» **Data for this exercise**
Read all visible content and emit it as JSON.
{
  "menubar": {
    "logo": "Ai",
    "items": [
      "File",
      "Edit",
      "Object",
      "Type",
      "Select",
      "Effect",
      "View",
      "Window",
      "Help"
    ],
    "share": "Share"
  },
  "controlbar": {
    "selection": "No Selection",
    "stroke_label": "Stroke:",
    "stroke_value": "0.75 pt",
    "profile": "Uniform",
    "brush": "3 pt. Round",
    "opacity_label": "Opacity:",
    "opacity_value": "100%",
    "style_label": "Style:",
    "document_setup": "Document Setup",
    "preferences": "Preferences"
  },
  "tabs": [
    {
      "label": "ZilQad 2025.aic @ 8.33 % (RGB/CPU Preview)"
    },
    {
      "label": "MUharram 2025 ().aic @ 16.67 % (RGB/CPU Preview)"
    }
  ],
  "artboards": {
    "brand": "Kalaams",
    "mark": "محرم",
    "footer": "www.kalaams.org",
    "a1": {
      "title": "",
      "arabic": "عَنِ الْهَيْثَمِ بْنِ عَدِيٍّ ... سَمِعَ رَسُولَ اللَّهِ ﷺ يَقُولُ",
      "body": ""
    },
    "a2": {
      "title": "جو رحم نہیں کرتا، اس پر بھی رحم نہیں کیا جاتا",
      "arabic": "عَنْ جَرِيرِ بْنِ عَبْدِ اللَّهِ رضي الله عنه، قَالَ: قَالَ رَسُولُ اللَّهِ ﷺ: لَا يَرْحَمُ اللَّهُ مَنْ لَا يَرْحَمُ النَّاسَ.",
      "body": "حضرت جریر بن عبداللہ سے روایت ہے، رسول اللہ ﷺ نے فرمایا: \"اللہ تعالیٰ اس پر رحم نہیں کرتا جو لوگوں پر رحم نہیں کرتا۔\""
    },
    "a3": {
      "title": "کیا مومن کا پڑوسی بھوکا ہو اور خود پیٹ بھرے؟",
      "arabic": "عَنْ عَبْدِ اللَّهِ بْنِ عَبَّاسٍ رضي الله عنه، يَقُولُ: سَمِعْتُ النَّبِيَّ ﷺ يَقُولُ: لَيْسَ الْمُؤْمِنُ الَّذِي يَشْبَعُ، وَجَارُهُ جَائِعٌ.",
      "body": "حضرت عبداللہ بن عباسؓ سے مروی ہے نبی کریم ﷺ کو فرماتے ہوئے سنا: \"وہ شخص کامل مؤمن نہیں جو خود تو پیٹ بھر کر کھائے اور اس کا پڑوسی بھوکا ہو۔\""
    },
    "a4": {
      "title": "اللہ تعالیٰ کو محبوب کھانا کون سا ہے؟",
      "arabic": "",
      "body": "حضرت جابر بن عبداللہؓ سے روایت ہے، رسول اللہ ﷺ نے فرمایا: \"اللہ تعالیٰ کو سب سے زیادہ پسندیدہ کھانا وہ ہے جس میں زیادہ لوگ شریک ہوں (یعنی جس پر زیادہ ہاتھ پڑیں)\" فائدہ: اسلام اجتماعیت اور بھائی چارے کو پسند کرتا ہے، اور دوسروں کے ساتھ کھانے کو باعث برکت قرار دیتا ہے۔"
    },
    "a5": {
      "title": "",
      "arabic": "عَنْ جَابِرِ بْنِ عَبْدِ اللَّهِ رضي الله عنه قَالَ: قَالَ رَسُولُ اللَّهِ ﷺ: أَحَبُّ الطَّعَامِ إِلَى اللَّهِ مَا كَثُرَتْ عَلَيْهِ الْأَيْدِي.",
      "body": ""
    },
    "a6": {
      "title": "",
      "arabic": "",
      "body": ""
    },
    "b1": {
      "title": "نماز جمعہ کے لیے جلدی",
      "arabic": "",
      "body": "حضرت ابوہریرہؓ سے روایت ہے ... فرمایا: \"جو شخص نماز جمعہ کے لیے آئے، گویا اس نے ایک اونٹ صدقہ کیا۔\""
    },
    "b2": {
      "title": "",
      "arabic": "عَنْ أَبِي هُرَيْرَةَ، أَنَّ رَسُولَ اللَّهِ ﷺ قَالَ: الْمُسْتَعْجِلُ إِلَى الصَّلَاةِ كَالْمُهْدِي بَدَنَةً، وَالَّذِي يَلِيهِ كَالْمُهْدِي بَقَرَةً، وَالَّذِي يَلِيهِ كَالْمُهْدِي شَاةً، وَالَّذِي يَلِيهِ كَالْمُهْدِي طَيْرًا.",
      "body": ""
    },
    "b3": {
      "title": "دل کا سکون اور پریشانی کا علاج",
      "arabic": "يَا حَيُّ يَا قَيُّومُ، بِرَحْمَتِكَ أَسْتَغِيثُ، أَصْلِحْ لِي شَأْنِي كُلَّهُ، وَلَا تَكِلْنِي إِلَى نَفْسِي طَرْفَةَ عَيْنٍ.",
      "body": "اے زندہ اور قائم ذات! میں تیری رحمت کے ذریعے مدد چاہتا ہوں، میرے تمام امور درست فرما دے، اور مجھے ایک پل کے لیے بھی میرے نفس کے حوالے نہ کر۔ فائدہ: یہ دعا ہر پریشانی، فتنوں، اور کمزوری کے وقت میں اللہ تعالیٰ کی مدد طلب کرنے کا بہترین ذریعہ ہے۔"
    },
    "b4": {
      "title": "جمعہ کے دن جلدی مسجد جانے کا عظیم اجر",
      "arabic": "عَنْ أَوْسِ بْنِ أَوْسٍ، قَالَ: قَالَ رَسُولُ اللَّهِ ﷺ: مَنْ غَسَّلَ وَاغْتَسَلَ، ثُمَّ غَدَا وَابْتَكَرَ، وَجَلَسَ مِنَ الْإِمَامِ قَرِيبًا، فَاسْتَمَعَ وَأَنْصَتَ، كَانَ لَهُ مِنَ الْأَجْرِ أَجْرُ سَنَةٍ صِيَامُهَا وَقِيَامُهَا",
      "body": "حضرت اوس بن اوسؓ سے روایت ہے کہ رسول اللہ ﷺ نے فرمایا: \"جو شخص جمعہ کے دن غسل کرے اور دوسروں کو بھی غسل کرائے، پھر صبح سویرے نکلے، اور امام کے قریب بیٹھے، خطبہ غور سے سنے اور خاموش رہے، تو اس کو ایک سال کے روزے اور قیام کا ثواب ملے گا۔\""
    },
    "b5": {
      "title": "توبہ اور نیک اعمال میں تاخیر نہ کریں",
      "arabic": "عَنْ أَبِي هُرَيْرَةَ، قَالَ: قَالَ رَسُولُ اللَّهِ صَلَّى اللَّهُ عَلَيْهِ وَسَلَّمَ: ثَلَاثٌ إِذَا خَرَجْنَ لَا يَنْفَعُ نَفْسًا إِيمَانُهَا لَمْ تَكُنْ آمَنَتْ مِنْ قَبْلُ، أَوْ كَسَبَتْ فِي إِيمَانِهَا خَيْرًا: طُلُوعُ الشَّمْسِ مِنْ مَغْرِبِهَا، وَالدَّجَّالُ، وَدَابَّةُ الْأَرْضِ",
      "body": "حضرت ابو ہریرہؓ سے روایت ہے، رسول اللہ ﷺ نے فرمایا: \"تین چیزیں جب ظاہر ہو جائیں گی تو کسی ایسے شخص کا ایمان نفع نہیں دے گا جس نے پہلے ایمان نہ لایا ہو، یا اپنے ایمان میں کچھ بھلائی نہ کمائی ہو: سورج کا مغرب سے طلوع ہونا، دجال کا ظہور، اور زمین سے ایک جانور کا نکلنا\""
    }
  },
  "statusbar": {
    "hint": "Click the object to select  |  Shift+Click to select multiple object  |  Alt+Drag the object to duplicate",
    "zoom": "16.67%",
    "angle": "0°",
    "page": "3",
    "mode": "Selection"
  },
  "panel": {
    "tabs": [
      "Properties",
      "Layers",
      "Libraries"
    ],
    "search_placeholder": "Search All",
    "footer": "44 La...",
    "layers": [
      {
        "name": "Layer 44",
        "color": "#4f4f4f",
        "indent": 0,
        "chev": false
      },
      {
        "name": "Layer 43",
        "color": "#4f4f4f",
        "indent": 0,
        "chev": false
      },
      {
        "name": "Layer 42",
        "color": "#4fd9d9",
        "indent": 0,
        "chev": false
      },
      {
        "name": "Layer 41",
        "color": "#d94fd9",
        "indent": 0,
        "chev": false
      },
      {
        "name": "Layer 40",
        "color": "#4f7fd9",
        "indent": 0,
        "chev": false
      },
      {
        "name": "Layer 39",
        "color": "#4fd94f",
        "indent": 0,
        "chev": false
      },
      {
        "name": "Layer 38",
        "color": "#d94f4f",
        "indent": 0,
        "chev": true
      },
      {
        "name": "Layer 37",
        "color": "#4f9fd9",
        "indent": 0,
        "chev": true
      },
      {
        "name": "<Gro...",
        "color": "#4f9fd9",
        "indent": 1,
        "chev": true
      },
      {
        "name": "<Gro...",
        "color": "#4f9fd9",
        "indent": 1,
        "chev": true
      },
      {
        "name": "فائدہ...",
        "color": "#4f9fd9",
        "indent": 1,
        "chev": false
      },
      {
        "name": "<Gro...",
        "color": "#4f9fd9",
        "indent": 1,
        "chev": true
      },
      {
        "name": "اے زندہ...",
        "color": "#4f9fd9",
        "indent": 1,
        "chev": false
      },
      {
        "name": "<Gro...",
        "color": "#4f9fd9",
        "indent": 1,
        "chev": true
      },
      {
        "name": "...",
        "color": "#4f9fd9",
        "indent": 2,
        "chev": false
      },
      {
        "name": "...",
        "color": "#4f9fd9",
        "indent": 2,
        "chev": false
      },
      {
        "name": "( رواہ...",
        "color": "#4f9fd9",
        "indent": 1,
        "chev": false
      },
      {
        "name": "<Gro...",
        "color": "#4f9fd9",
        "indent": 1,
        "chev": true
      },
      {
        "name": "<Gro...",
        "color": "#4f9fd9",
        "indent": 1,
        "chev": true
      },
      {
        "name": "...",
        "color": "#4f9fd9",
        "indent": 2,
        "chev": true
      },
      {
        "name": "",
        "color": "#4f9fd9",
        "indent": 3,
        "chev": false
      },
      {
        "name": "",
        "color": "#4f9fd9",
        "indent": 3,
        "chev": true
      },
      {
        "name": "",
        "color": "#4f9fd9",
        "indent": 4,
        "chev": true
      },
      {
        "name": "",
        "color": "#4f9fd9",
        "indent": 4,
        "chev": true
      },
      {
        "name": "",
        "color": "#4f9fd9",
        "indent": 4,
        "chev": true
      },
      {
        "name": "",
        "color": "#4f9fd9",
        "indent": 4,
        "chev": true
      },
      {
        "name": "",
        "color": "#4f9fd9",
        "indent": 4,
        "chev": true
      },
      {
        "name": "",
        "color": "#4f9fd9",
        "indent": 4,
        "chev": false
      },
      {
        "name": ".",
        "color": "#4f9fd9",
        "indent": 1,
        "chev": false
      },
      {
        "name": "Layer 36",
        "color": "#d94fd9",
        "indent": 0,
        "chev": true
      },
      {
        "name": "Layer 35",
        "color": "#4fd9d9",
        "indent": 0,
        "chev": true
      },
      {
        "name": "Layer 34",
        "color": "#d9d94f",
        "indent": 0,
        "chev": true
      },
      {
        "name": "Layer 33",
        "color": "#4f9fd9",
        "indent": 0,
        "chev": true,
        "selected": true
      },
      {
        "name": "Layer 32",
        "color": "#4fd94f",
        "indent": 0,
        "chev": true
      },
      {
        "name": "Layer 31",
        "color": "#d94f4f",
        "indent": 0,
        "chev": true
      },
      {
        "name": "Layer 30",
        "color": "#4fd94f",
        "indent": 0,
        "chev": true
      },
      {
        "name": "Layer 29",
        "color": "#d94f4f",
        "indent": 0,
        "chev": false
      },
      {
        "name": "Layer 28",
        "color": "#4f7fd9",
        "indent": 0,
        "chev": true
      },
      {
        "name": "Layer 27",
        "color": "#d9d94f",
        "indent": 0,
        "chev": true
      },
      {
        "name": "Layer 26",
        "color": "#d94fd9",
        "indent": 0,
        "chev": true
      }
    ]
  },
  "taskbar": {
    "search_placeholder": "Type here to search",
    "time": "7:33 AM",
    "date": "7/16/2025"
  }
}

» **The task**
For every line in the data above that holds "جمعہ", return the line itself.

» **Solved problem**
      "title": "نماز جمعہ کے لیے جلدی",
      "body": "حضرت ابوہریرہؓ سے روایت ہے ... فرمایا: \"جو شخص نماز جمعہ کے لیے آئے، گویا اس نے ایک اونٹ صدقہ کیا۔\""
      "title": "جمعہ کے دن جلدی مسجد جانے کا عظیم اجر",
      "body": "حضرت اوس بن اوسؓ سے روایت ہے کہ رسول اللہ ﷺ نے فرمایا: \"جو شخص جمعہ کے دن غسل کرے اور دوسروں کو بھی غسل کرائے، پھر صبح سویرے نکلے، اور امام کے قریب بیٹھے، خطبہ غور سے سنے اور خاموش رہے، تو اس کو ایک سال کے روزے اور قیام کا ثواب ملے گا۔\""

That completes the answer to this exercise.